I’m not quite certain how or if the Thanksgiving story is taught anymore in schools. My children go to private school, so their curriculum doesn’t fully mirror their public school peers’. I know that when my son first entered the school system, he was in public school and Thanksgiving wasn’t really taught. Images of it popped up on his math homework or on his coloring pages. He would be asked to add up turkeys for arithmetic or color ships for art. There was no real instruction about the Pilgrims and their Native American benefactors.

It would be odd to live in a world where an official national holiday that urges us to be thankful—that nudges us to list the reasons why we are grateful—became a vestige of the past. I’ve always seen this holiday as a twofold one—we assemble together with family and friends and honor personal milestones, chat about reasons to be happy. It’s also the meal that we eat to approximate the feast, not famine, that these brave settlers found in this unknown (to them) world. It was a leap of faith to board a ship and face uncharted waters for an uncertain future. It’s a voyage that we should all be happy that the Pilgrims made.

In the plush world, there are autumnal bears to be found, and there are certainly specific ones that salute Pilgrims, Native Americans, and even the poor ill-fated turkeys. Many of these bears and plush pals only come out for a couple weeks a year. They might show up in a collector’s dining room at the start of November and then shuffle away before the calendar turns to December.
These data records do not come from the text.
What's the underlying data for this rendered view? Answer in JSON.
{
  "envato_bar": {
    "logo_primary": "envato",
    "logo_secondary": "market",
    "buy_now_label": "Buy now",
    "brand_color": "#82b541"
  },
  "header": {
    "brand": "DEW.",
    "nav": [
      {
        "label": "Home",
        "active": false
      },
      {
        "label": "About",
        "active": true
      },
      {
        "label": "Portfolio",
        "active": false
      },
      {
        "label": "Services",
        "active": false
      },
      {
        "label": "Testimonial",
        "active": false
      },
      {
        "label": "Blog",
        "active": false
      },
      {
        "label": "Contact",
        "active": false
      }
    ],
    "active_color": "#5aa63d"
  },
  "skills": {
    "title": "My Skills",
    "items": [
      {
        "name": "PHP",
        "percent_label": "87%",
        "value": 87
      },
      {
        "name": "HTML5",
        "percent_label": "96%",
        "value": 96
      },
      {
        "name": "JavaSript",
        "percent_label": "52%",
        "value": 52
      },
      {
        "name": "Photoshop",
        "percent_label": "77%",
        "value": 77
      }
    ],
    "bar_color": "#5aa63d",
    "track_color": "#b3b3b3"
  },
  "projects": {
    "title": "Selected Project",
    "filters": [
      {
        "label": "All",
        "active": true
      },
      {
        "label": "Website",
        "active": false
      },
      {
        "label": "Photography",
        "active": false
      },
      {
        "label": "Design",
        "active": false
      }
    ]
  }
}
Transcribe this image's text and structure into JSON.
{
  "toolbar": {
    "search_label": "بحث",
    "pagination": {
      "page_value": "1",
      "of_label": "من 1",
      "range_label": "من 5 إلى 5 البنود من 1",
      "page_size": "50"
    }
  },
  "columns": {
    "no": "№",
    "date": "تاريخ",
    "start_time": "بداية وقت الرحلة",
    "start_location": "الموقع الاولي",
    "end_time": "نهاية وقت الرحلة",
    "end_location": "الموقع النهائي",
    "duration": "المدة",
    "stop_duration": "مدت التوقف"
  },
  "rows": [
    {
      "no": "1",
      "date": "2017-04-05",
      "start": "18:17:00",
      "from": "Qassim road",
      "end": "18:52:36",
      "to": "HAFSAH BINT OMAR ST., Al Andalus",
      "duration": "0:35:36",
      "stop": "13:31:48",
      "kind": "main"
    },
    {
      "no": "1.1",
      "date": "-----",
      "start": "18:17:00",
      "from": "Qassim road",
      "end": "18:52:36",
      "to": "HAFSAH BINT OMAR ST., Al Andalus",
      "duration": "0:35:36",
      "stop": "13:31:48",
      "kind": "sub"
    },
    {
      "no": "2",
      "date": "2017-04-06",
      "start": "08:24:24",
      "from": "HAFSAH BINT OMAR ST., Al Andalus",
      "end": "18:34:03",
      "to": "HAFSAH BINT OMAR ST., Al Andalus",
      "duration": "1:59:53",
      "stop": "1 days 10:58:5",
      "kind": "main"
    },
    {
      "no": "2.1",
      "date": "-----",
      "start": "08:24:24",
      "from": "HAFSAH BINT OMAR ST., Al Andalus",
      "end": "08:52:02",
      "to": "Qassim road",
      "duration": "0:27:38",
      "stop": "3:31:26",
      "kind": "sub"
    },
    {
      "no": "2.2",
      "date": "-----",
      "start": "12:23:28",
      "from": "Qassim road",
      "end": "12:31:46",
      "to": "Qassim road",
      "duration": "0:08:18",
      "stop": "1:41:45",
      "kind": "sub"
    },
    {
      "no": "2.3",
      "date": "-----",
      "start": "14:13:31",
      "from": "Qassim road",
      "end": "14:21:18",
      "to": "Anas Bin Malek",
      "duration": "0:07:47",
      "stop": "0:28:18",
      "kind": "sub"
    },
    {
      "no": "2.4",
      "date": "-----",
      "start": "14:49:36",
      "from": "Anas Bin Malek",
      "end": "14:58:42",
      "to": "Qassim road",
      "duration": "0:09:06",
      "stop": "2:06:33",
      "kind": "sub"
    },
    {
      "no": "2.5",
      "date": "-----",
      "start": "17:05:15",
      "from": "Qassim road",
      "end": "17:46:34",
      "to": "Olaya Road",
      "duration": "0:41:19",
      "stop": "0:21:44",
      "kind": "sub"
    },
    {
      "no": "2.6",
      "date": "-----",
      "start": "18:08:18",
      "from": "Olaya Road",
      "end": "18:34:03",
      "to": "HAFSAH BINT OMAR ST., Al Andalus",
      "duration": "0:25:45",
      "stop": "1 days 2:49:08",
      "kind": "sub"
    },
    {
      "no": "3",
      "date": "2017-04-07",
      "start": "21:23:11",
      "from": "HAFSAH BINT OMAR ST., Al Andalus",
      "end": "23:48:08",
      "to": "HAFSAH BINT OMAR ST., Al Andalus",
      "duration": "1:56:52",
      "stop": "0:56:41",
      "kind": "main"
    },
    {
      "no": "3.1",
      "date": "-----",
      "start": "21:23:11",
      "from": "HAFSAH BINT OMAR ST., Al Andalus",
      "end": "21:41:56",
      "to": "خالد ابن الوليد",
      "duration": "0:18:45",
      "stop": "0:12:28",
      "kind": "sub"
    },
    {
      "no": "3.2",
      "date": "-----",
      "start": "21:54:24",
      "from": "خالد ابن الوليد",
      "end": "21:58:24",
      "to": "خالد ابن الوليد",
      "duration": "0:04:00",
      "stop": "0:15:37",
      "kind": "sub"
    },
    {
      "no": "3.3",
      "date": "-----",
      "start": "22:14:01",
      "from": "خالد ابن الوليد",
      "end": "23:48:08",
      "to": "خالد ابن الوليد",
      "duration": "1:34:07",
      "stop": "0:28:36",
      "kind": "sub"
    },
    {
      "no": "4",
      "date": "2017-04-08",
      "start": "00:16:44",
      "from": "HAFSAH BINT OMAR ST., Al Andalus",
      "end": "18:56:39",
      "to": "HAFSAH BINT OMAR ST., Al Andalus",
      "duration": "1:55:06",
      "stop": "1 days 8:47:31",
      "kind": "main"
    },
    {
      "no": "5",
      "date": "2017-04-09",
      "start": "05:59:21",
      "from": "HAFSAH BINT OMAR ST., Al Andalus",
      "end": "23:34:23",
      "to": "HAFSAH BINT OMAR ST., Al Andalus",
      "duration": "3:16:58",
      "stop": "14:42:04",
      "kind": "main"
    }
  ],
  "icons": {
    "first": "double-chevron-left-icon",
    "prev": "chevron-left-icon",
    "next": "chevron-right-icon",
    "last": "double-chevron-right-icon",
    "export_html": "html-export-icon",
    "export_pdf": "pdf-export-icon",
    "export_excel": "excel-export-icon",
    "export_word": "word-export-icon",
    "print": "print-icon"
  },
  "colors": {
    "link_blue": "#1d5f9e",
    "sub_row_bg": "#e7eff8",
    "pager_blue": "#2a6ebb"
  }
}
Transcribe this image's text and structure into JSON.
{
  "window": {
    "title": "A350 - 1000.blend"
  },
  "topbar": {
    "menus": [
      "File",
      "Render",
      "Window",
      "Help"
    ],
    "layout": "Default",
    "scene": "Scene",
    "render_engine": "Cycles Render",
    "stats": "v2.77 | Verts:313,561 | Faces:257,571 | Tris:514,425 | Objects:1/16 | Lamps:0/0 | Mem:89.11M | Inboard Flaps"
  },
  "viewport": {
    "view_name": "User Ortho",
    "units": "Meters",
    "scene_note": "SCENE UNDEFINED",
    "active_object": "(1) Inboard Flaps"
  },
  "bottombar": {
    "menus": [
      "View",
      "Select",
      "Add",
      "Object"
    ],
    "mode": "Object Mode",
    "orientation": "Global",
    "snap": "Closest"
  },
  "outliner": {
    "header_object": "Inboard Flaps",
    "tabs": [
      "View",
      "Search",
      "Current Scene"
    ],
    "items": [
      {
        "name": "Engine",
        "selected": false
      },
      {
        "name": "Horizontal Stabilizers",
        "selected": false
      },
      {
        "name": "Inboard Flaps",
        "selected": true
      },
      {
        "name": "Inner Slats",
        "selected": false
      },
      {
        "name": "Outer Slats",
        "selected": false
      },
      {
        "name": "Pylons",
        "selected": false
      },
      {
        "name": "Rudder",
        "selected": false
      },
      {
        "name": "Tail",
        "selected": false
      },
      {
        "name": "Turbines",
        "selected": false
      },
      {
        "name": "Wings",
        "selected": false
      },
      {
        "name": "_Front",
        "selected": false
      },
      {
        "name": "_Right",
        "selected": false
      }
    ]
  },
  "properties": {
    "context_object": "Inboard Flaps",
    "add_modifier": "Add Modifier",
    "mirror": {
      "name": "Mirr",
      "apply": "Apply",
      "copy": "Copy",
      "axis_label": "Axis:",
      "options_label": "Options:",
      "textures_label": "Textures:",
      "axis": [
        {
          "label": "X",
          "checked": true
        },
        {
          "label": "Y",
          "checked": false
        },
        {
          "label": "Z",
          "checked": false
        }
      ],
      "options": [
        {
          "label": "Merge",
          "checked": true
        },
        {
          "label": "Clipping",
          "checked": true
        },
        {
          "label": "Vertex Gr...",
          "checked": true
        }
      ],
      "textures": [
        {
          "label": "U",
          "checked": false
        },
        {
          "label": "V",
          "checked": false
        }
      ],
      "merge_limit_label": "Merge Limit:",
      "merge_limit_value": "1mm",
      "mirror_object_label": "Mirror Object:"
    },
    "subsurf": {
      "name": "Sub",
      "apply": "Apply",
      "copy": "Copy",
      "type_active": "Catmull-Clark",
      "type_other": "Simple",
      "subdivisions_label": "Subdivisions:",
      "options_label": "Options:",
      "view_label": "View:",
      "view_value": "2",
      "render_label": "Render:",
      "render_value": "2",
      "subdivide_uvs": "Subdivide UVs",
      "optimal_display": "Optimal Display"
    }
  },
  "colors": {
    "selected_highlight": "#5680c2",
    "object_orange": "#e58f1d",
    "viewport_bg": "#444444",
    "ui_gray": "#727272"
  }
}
That’s the lot in life of a holiday critter. As cute and as engaging as they might be, their time amongst us is very limited and very keyed into the home-decorating theme.

Perhaps a turkey toy can hang around until the New Year, arguing that many folks dine on turkey for Christmas and New Year’s Day. However, many a hostess would have her feathers ruffled if there was a stuffed turkey protruding from her sideboard on any day other than Thanksgiving.

I have to admire the artists and the companies that fashion these Thanksgiving characters. They know that their display life pretty much lasts between the opening of the cranberry sauce tins and the wrapping up of the last hunk of pumpkin pie. Still, these slices of Americana are a bright spot for me during Thanksgiving time.

I like to see the critters garbed in Mayflower wear, dressed as proud tribesmen, or sporting stiff, starched collars and fanned-out turkey tails.

Thanksgiving is a time to be publicly thankful. Rather than silently feeling grateful during the year, we have the chance to tell our loved ones why we have gratitude.

I’d like to kick off the public remarks by saying how grateful I am that I get to work with such an amazing group of people at Jones Publishing and how thankful I am that teddy bears are still a joyous part of my life.

Happy Thanksgiving, everyone!